It seemed intended by the blessed providence of God that I should be blind all my life, and I thank him for the dispensation.
If perfect earthly sight were offered me tomorrow I would not accept it. I might not have sung hymns to the praise of God if I had been distracted by the beautiful and interesting things about me.
In her lifetime, Fanny Crosby was one of the best known women in the United States. To this day, the vast majority of American hymnals contain her work.
On her 85th birthday, American president Grover Cleveland wrote to Fanny:
My dear friend:
It is more than fifty years ago that our acquaintance and friendship began; and ever since that time I have watched your continuous and interested labor in uplifting humanity, and pointing out the way to an appreciation of God’s goodness and mercy.
Though your labors have, I know, brought you abundant rewards in your consciousness of good accomplished, those who have known of your works and sympathized with your noble purposes owe it to themselves that you are apprized of their remembrance of these things. I am, therefore, exceedingly gratified to learn that your eighty-fifth birthday is to be celebrated with a demonstration of this remembrance. As one proud to call you an old friend, I desire to be early in congratulating you on your long life of usefulness, and wishing you in the years yet to be added to you, the peace and comfort born of the love of God.
Yours very sincerely,
Eliza Hewitt wrote this poem, read at Fanny’s funeral:

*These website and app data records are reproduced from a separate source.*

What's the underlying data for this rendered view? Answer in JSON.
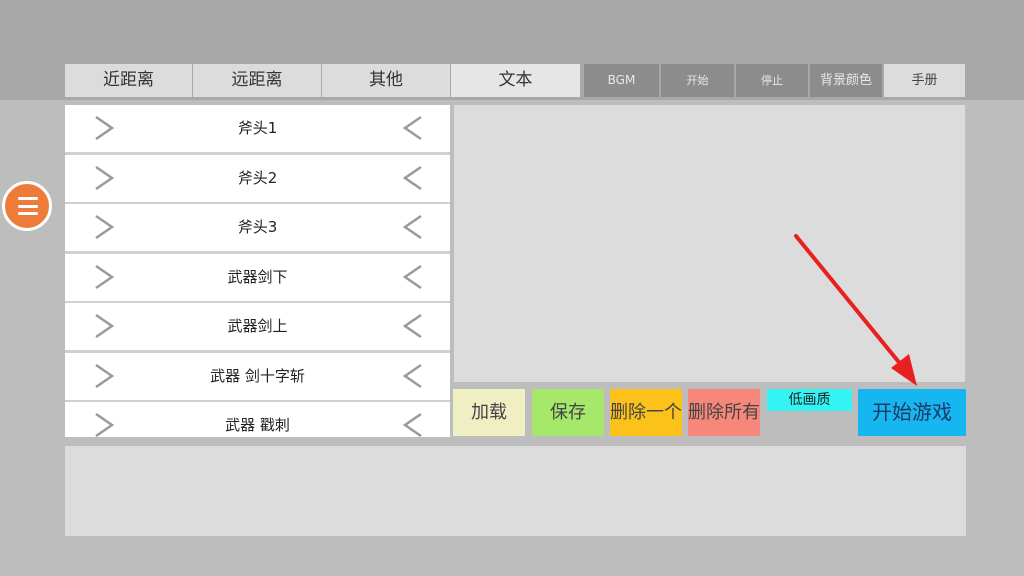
{
  "tabs": [
    "近距离",
    "远距离",
    "其他",
    "文本"
  ],
  "toolbar": {
    "bgm": "BGM",
    "start": "开始",
    "stop": "停止",
    "bg_color": "背景颜色",
    "manual": "手册"
  },
  "list": {
    "items": [
      "斧头1",
      "斧头2",
      "斧头3",
      "武器剑下",
      "武器剑上",
      "武器 剑十字斩",
      "武器 戳刺"
    ]
  },
  "actions": {
    "load": "加载",
    "save": "保存",
    "delete_one": "删除一个",
    "delete_all": "删除所有",
    "low_quality": "低画质",
    "start_game": "开始游戏"
  },
  "colors": {
    "load": "#f0efc4",
    "save": "#a6e86a",
    "delete_one": "#fcc21a",
    "delete_all": "#f7877a",
    "low_quality": "#33f3f3",
    "start_game": "#16b6f0",
    "menu": "#ef7b3b",
    "annotation_arrow": "#e8201f"
  },
  "icons": {
    "menu": "hamburger-icon",
    "row_left": "chevron-right-icon",
    "row_right": "chevron-left-icon"
  }
}
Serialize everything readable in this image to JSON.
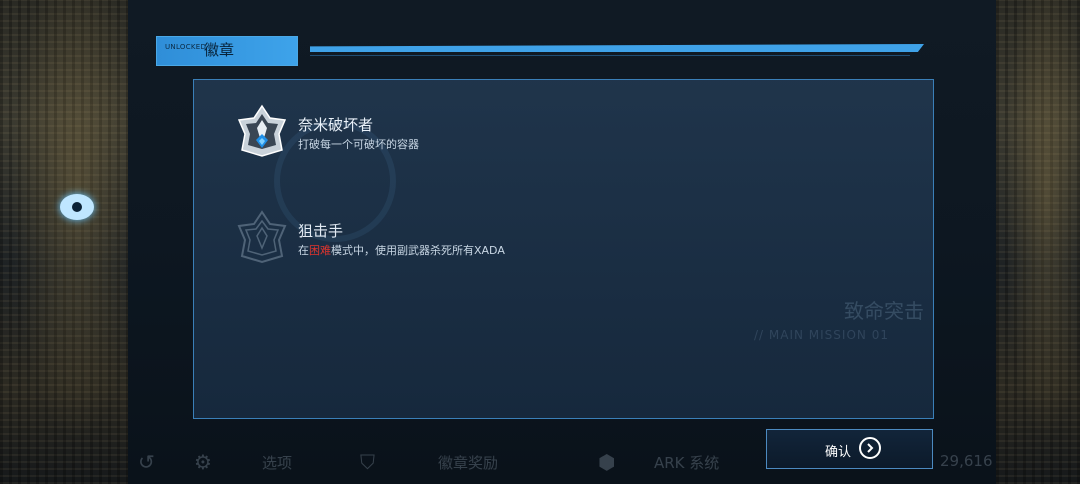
{
  "header": {
    "unlocked_label": "UNLOCKED",
    "title": "徽章"
  },
  "badges": [
    {
      "name": "奈米破坏者",
      "description": "打破每一个可破坏的容器",
      "unlocked": true
    },
    {
      "name": "狙击手",
      "description_prefix": "在",
      "description_highlight": "困难",
      "description_suffix": "模式中，使用副武器杀死所有XADA",
      "unlocked": false
    }
  ],
  "confirm": {
    "label": "确认"
  },
  "background": {
    "mission_title": "致命突击",
    "mission_sub": "// MAIN MISSION 01"
  },
  "bottom_bar": {
    "options_label": "选项",
    "badge_rewards_label": "徽章奖励",
    "ark_label": "ARK 系统",
    "currency": "29,616"
  },
  "colors": {
    "accent": "#3ea3ea",
    "highlight_red": "#e0342e",
    "panel_border": "#3a7fb8"
  },
  "icons": [
    "back-icon",
    "gear-icon",
    "badge-icon",
    "ark-icon",
    "currency-icon",
    "arrow-right-icon"
  ]
}
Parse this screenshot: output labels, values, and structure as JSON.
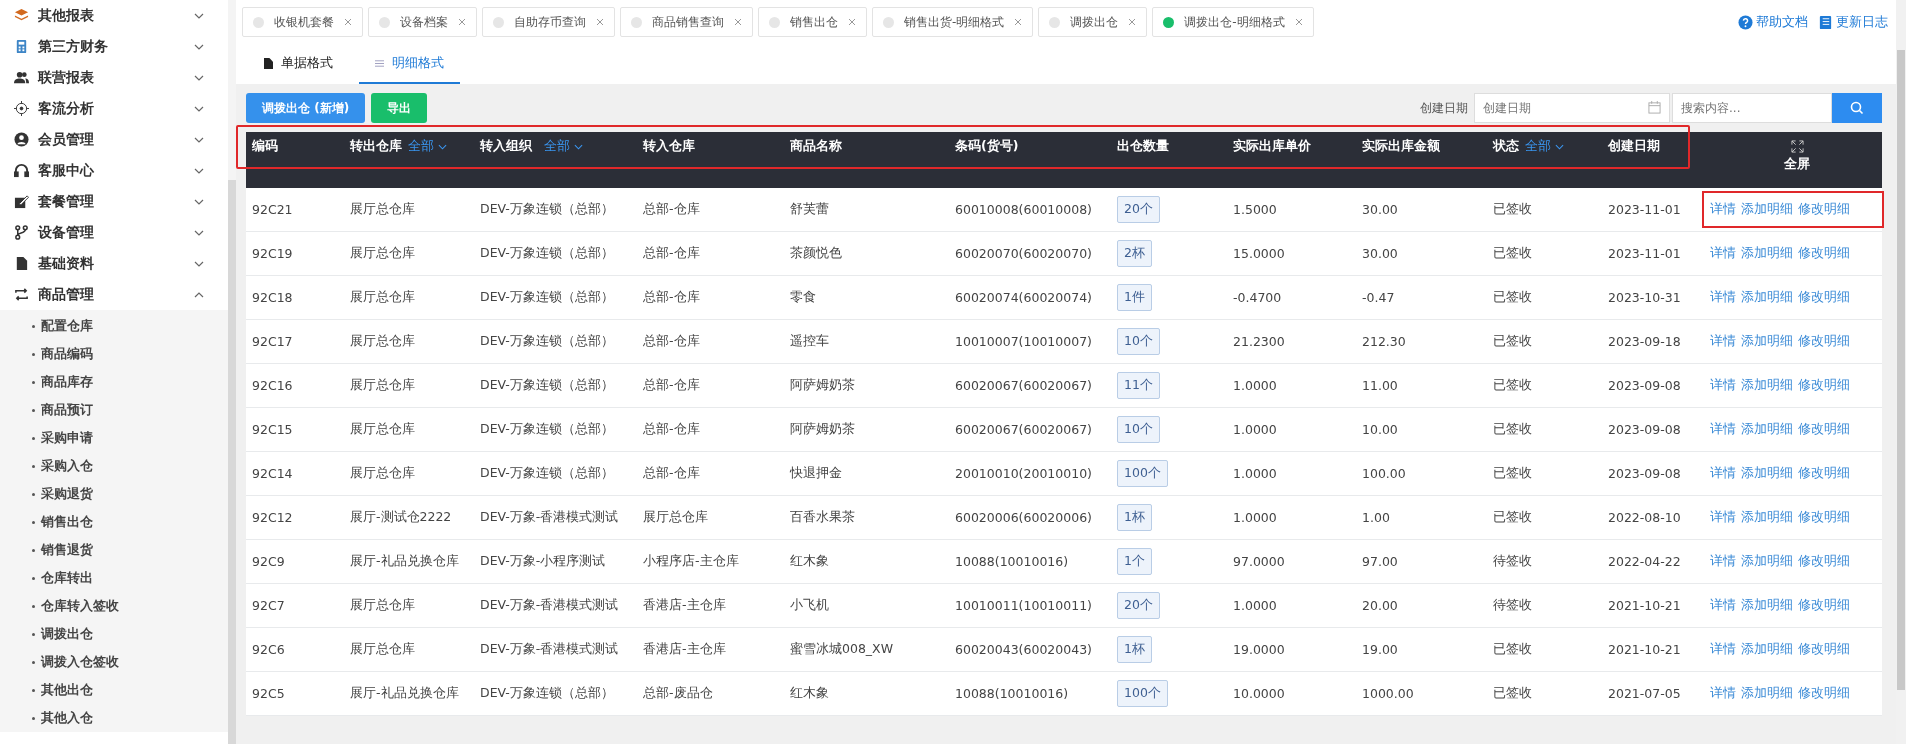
{
  "sidebar": {
    "items": [
      {
        "label": "其他报表",
        "expanded": false
      },
      {
        "label": "第三方财务",
        "expanded": false
      },
      {
        "label": "联营报表",
        "expanded": false
      },
      {
        "label": "客流分析",
        "expanded": false
      },
      {
        "label": "会员管理",
        "expanded": false
      },
      {
        "label": "客服中心",
        "expanded": false
      },
      {
        "label": "套餐管理",
        "expanded": false
      },
      {
        "label": "设备管理",
        "expanded": false
      },
      {
        "label": "基础资料",
        "expanded": false
      },
      {
        "label": "商品管理",
        "expanded": true,
        "children": [
          {
            "label": "配置仓库"
          },
          {
            "label": "商品编码"
          },
          {
            "label": "商品库存"
          },
          {
            "label": "商品预订"
          },
          {
            "label": "采购申请"
          },
          {
            "label": "采购入仓"
          },
          {
            "label": "采购退货"
          },
          {
            "label": "销售出仓"
          },
          {
            "label": "销售退货"
          },
          {
            "label": "仓库转出"
          },
          {
            "label": "仓库转入签收"
          },
          {
            "label": "调拨出仓"
          },
          {
            "label": "调拨入仓签收"
          },
          {
            "label": "其他出仓"
          },
          {
            "label": "其他入仓"
          }
        ]
      }
    ]
  },
  "tabs": [
    {
      "label": "收银机套餐",
      "selected": false
    },
    {
      "label": "设备档案",
      "selected": false
    },
    {
      "label": "自助存币查询",
      "selected": false
    },
    {
      "label": "商品销售查询",
      "selected": false
    },
    {
      "label": "销售出仓",
      "selected": false
    },
    {
      "label": "销售出货-明细格式",
      "selected": false
    },
    {
      "label": "调拨出仓",
      "selected": false
    },
    {
      "label": "调拨出仓-明细格式",
      "selected": true
    }
  ],
  "top_links": [
    {
      "label": "帮助文档"
    },
    {
      "label": "更新日志"
    }
  ],
  "view_tabs": [
    {
      "label": "单据格式",
      "selected": false
    },
    {
      "label": "明细格式",
      "selected": true
    }
  ],
  "toolbar": {
    "buttons": [
      {
        "label": "调拨出仓 (新增)",
        "kind": "primary"
      },
      {
        "label": "导出",
        "kind": "success"
      }
    ],
    "date_label": "创建日期",
    "date_field": {
      "placeholder": "创建日期"
    },
    "search_field": {
      "placeholder": "搜索内容..."
    }
  },
  "table": {
    "header_highlighted": true,
    "columns": [
      {
        "label": "编码"
      },
      {
        "label": "转出仓库",
        "filter": "全部"
      },
      {
        "label": "转入组织",
        "filter": "全部"
      },
      {
        "label": "转入仓库"
      },
      {
        "label": "商品名称"
      },
      {
        "label": "条码(货号)"
      },
      {
        "label": "出仓数量"
      },
      {
        "label": "实际出库单价"
      },
      {
        "label": "实际出库金额"
      },
      {
        "label": "状态",
        "filter": "全部"
      },
      {
        "label": "创建日期"
      },
      {
        "label": "全屏"
      }
    ],
    "rows": [
      {
        "cells": [
          "92C21",
          "展厅总仓库",
          "DEV-万象连锁（总部）",
          "总部-仓库",
          "舒芙蕾",
          "60010008(60010008)",
          "20个",
          "1.5000",
          "30.00",
          "已签收",
          "2023-11-01"
        ],
        "actions": [
          "详情",
          "添加明细",
          "修改明细"
        ],
        "actions_highlighted": true
      },
      {
        "cells": [
          "92C19",
          "展厅总仓库",
          "DEV-万象连锁（总部）",
          "总部-仓库",
          "茶颜悦色",
          "60020070(60020070)",
          "2杯",
          "15.0000",
          "30.00",
          "已签收",
          "2023-11-01"
        ],
        "actions": [
          "详情",
          "添加明细",
          "修改明细"
        ],
        "actions_highlighted": false
      },
      {
        "cells": [
          "92C18",
          "展厅总仓库",
          "DEV-万象连锁（总部）",
          "总部-仓库",
          "零食",
          "60020074(60020074)",
          "1件",
          "-0.4700",
          "-0.47",
          "已签收",
          "2023-10-31"
        ],
        "actions": [
          "详情",
          "添加明细",
          "修改明细"
        ],
        "actions_highlighted": false
      },
      {
        "cells": [
          "92C17",
          "展厅总仓库",
          "DEV-万象连锁（总部）",
          "总部-仓库",
          "遥控车",
          "10010007(10010007)",
          "10个",
          "21.2300",
          "212.30",
          "已签收",
          "2023-09-18"
        ],
        "actions": [
          "详情",
          "添加明细",
          "修改明细"
        ],
        "actions_highlighted": false
      },
      {
        "cells": [
          "92C16",
          "展厅总仓库",
          "DEV-万象连锁（总部）",
          "总部-仓库",
          "阿萨姆奶茶",
          "60020067(60020067)",
          "11个",
          "1.0000",
          "11.00",
          "已签收",
          "2023-09-08"
        ],
        "actions": [
          "详情",
          "添加明细",
          "修改明细"
        ],
        "actions_highlighted": false
      },
      {
        "cells": [
          "92C15",
          "展厅总仓库",
          "DEV-万象连锁（总部）",
          "总部-仓库",
          "阿萨姆奶茶",
          "60020067(60020067)",
          "10个",
          "1.0000",
          "10.00",
          "已签收",
          "2023-09-08"
        ],
        "actions": [
          "详情",
          "添加明细",
          "修改明细"
        ],
        "actions_highlighted": false
      },
      {
        "cells": [
          "92C14",
          "展厅总仓库",
          "DEV-万象连锁（总部）",
          "总部-仓库",
          "快退押金",
          "20010010(20010010)",
          "100个",
          "1.0000",
          "100.00",
          "已签收",
          "2023-09-08"
        ],
        "actions": [
          "详情",
          "添加明细",
          "修改明细"
        ],
        "actions_highlighted": false
      },
      {
        "cells": [
          "92C12",
          "展厅-测试仓2222",
          "DEV-万象-香港模式测试",
          "展厅总仓库",
          "百香水果茶",
          "60020006(60020006)",
          "1杯",
          "1.0000",
          "1.00",
          "已签收",
          "2022-08-10"
        ],
        "actions": [
          "详情",
          "添加明细",
          "修改明细"
        ],
        "actions_highlighted": false
      },
      {
        "cells": [
          "92C9",
          "展厅-礼品兑换仓库",
          "DEV-万象-小程序测试",
          "小程序店-主仓库",
          "红木象",
          "10088(10010016)",
          "1个",
          "97.0000",
          "97.00",
          "待签收",
          "2022-04-22"
        ],
        "actions": [
          "详情",
          "添加明细",
          "修改明细"
        ],
        "actions_highlighted": false
      },
      {
        "cells": [
          "92C7",
          "展厅总仓库",
          "DEV-万象-香港模式测试",
          "香港店-主仓库",
          "小飞机",
          "10010011(10010011)",
          "20个",
          "1.0000",
          "20.00",
          "待签收",
          "2021-10-21"
        ],
        "actions": [
          "详情",
          "添加明细",
          "修改明细"
        ],
        "actions_highlighted": false
      },
      {
        "cells": [
          "92C6",
          "展厅总仓库",
          "DEV-万象-香港模式测试",
          "香港店-主仓库",
          "蜜雪冰城008_XW",
          "60020043(60020043)",
          "1杯",
          "19.0000",
          "19.00",
          "已签收",
          "2021-10-21"
        ],
        "actions": [
          "详情",
          "添加明细",
          "修改明细"
        ],
        "actions_highlighted": false
      },
      {
        "cells": [
          "92C5",
          "展厅-礼品兑换仓库",
          "DEV-万象连锁（总部）",
          "总部-废品仓",
          "红木象",
          "10088(10010016)",
          "100个",
          "10.0000",
          "1000.00",
          "已签收",
          "2021-07-05"
        ],
        "actions": [
          "详情",
          "添加明细",
          "修改明细"
        ],
        "actions_highlighted": false
      }
    ]
  }
}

Away to the country of sunshine and song,
Our songbird has taken her flight,
And she who has sung in the darkness so long
Now sings in the beautiful light;
The harp-strings here broken are sweetly restrung
To ring in a chorus sublime;
The hymns that on earth she so trustfully sung
Keep tune with eternity’s chime!
What heart can conceive of the rapture she knows
Awakened to glories so bright,
Where radiant splendor unceasingly glows,
Where cometh no shadows of night!
She knows her Redeemer, for her crucified,
That made earthly midnight as naught!
New Song of joy shall unceasingly roll
To Him who her ransom had bought.
What bliss, in the Homeland, to meet
With those she has told of the Lord’s saving might,
Together, to bow at His feet.
Good-bye, dearest Fanny, goodbye for a while,
You walk in the shadows no more;
Around you, the sunbeams of glory will smile;
The Lamb is the Light of that Shore!
Someday we will meet in the City above;
Together, we’ll look on His face;
Together we’ll sing,
Rothwell, p. 47
I stood upon the mount, called Olivet,
The spot where once the blessed Savior sat;
And from His lips divinely flowed
Accents of mercy, to a fallen race.
The sun had sunk beneath the crimson west,
And night, around its dusky mantle threw.
All—all was still—and as mine eyes surveyed
The ruins of that city, once so fair,
I wept; and half unconscious, from my lips,
Broke forth these scattered thoughts—
How like that glorious orb, thou once wert lovely!
But, alas! how changed thy glory is
A night of deeper gloom enshrouds thee now.
Here once, magnificent, a temple stood,
And Israel’s God was worshipped and adored;
But where that temple now? Oh, not one stone
Is left, to mark the spot where once it stood.
Jehovah’s name, by heathen lips blasphemed,
And Israel, once a mighty nation strong,
O’er all the earth dispersed—a scattered few—
Shunned, and despised, alas! in exile roam;
Ill-fated city, ’twas thy crimes alone,
That hurled upon thy head this misery!
Would thou hadst known, in thy prosperity,
The things that to thy peace belonged
But now, they from thine eyes are hid.
Oh! thou hast slain the Lord’s anointed Savior of thy race,
And thou hast said,
His blood on us and on our children be.
Yet, there is hope for thee, Jerusalem!
Weep o’er thy sins, and to thy God return;
Believe Messiah has already come,
And plead the merits of His pardoning blood.
The Blind Girl, 1844
For information on Fanny’s pseudonyms, see Crosby, p. 627, and Jackson, p. 25)